(Records excerpted from a collection)

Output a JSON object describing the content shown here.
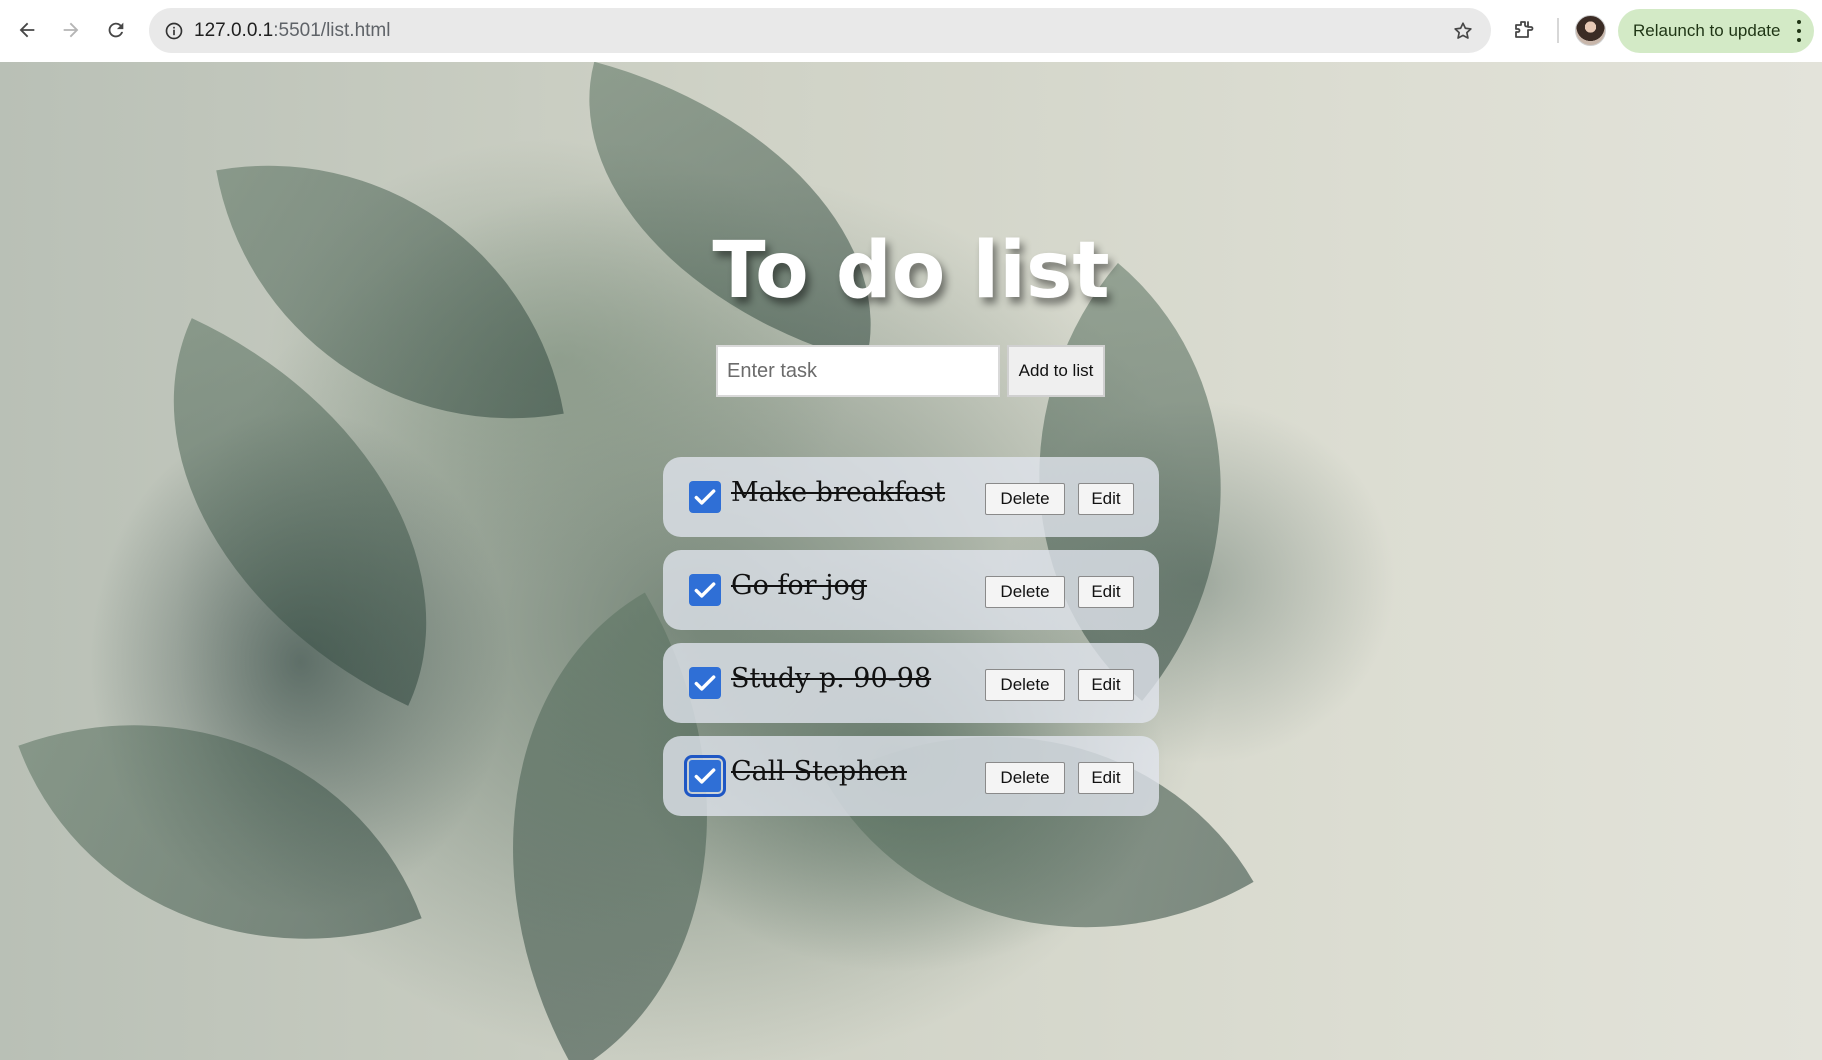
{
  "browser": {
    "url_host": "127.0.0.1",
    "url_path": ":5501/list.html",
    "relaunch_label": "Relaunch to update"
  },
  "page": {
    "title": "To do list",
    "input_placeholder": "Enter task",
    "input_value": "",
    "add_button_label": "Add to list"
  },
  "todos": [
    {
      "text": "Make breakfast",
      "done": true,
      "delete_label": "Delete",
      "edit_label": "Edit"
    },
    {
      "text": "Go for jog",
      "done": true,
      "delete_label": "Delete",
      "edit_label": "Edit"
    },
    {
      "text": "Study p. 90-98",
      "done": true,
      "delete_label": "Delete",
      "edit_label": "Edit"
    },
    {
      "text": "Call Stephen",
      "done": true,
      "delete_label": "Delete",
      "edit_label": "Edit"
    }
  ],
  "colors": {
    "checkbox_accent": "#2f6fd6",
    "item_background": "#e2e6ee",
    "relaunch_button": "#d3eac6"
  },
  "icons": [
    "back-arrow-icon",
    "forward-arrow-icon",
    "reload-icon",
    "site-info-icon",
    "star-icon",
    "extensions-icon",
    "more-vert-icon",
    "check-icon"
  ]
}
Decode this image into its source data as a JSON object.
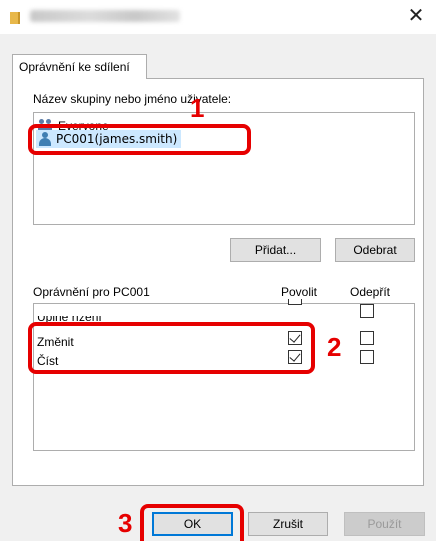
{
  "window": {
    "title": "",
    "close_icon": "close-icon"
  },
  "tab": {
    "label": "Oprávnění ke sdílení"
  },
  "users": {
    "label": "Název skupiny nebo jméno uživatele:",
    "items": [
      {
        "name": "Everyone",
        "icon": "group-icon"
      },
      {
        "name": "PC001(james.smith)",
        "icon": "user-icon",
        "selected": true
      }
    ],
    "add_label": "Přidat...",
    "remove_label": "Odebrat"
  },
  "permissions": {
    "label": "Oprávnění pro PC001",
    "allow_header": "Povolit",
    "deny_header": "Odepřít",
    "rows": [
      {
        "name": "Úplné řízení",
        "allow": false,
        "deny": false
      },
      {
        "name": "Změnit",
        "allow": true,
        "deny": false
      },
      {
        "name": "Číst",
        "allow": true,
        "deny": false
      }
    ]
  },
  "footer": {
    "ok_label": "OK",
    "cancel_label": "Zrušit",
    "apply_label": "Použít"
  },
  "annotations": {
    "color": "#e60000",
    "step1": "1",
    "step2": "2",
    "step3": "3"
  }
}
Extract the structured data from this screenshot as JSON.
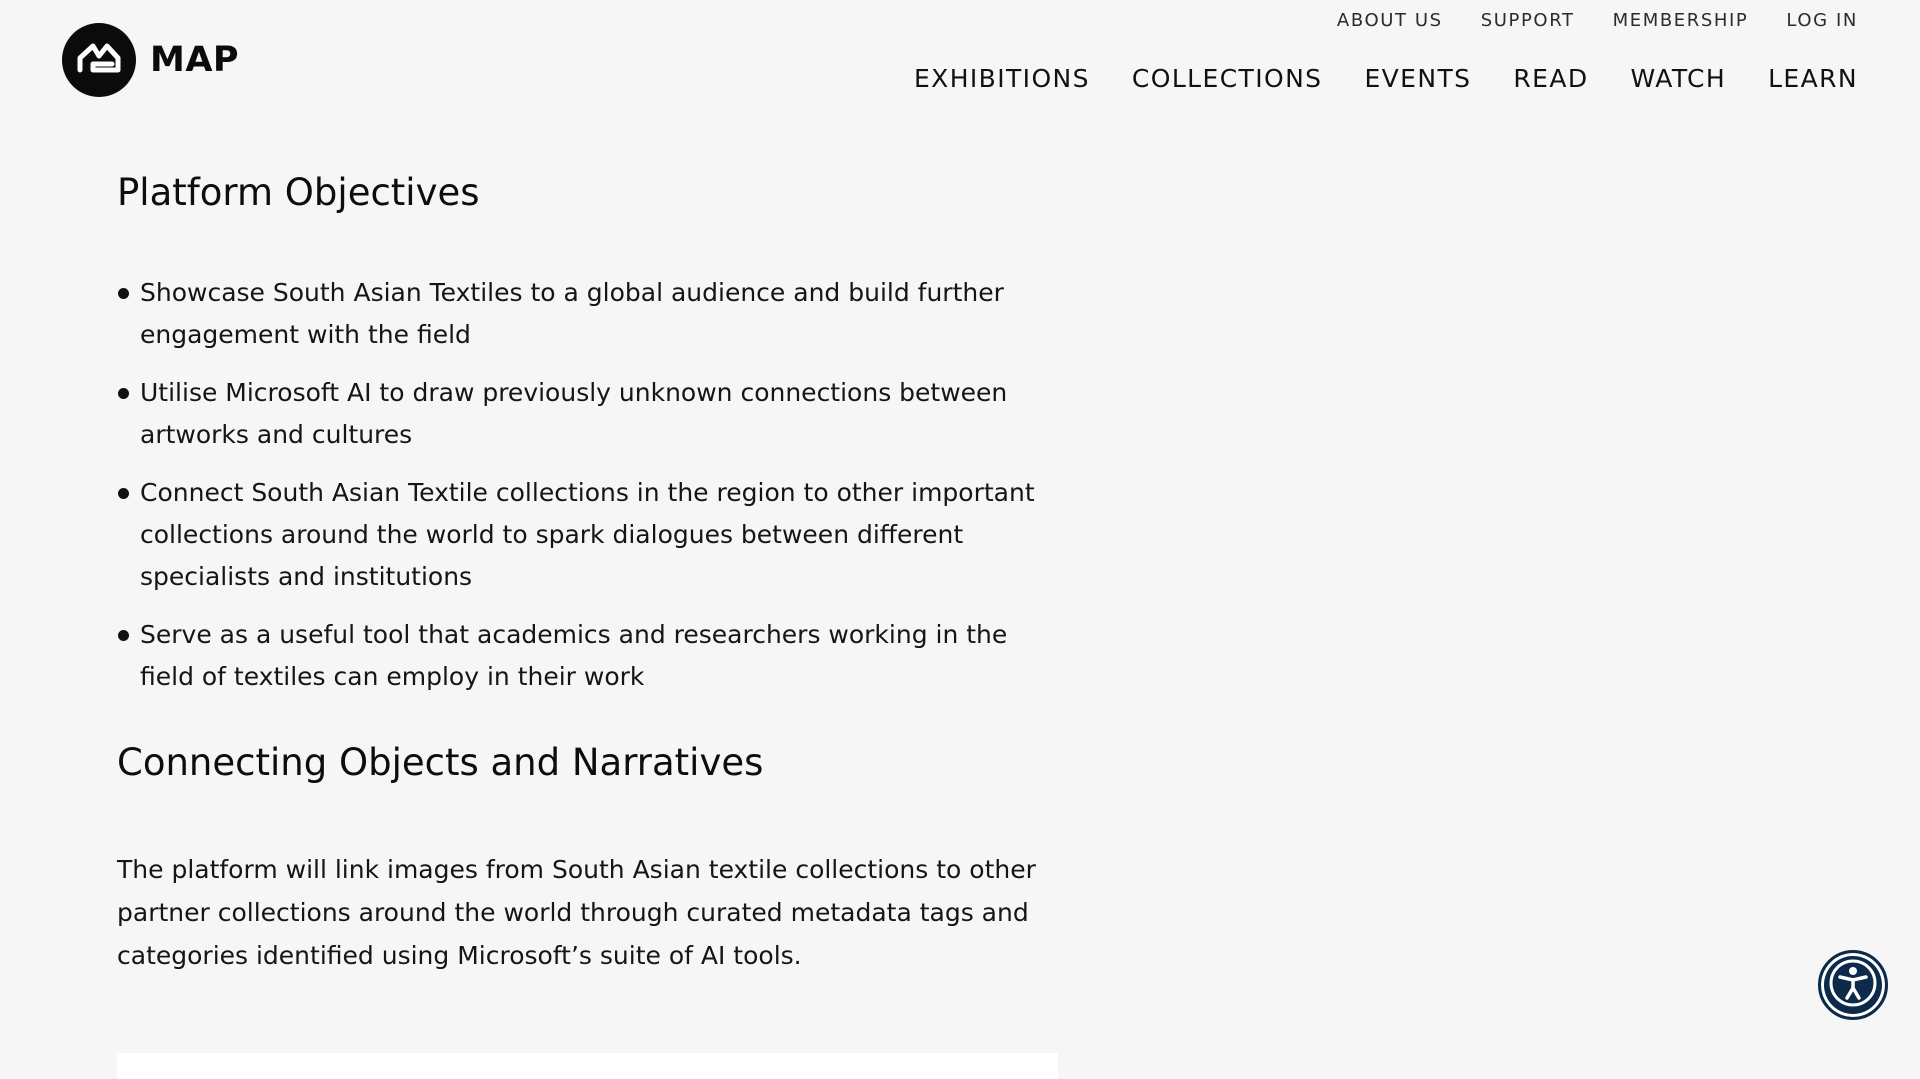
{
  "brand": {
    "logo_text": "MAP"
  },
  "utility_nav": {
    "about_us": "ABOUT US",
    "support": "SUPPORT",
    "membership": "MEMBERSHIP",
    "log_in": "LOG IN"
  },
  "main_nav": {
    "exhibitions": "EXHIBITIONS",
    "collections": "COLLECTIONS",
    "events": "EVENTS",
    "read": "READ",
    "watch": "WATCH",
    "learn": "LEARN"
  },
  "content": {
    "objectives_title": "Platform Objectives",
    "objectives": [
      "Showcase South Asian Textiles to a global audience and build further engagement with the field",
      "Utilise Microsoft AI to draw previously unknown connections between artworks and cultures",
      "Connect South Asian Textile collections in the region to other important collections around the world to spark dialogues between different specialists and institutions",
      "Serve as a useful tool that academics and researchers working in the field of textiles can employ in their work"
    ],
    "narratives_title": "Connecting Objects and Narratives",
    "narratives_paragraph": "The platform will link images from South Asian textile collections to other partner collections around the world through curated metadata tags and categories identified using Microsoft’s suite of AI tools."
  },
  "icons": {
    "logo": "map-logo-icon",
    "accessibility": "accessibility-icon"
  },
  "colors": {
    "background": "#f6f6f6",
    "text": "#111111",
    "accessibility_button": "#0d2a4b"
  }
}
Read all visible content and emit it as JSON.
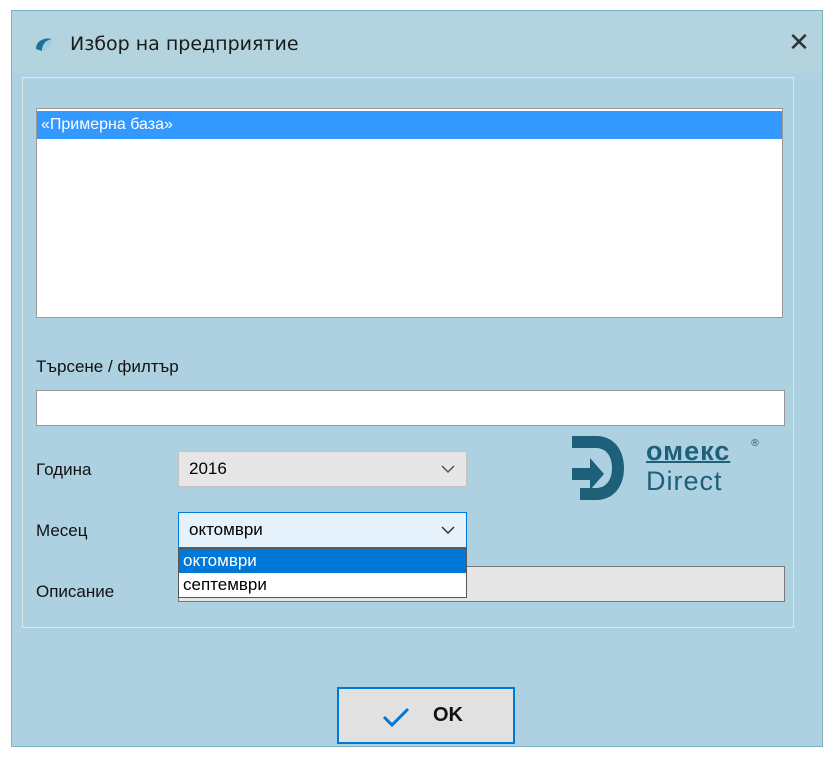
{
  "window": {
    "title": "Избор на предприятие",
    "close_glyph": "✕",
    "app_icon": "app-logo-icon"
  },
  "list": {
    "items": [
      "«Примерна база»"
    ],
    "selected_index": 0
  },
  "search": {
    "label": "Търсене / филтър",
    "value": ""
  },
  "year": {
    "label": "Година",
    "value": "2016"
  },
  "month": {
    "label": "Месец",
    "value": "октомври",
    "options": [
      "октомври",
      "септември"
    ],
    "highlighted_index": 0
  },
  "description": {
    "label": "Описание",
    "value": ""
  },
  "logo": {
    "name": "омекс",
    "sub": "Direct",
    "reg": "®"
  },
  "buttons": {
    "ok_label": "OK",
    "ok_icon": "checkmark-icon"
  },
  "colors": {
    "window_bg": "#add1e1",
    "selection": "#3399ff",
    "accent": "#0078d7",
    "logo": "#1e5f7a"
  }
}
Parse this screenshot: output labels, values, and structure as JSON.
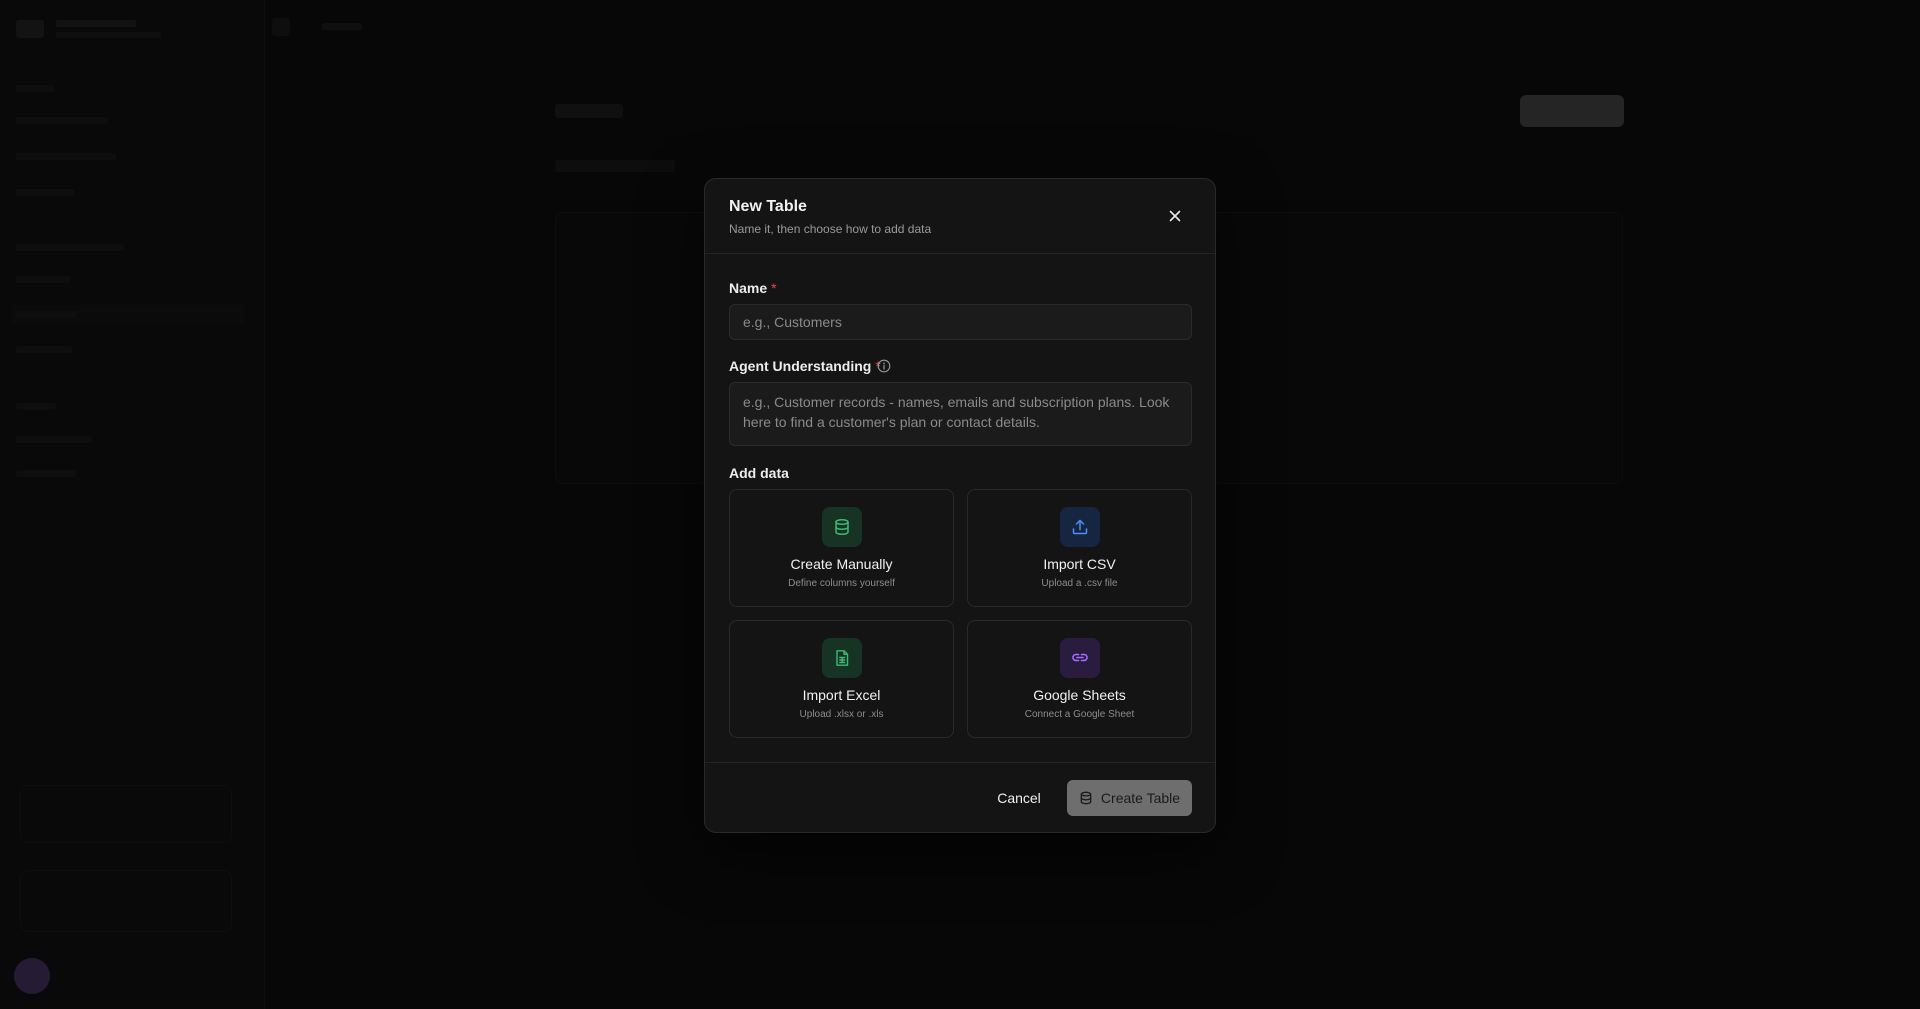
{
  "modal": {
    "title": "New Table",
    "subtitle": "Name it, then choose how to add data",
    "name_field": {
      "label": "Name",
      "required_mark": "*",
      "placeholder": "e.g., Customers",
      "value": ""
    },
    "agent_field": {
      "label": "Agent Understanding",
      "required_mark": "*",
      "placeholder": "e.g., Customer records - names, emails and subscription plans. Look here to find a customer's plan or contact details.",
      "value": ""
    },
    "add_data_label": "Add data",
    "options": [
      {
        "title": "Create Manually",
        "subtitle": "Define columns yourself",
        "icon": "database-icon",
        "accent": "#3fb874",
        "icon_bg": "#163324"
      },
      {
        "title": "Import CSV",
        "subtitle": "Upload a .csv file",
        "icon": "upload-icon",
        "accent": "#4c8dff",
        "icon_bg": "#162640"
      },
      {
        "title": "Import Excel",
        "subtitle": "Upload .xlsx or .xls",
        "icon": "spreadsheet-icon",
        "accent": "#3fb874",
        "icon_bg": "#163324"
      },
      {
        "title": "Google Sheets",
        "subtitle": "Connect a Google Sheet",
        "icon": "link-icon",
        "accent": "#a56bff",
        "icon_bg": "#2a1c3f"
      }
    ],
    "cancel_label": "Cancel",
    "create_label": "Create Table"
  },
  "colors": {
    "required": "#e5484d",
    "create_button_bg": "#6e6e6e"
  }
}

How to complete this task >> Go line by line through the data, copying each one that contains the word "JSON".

Written reply >>
Output a JSON object describing the content shown here.
Decode this image into its source data as a JSON object.
Extract the structured data from this screenshot as JSON.
Read all visible content and emit it as JSON.
Parse this screenshot: output labels, values, and structure as JSON.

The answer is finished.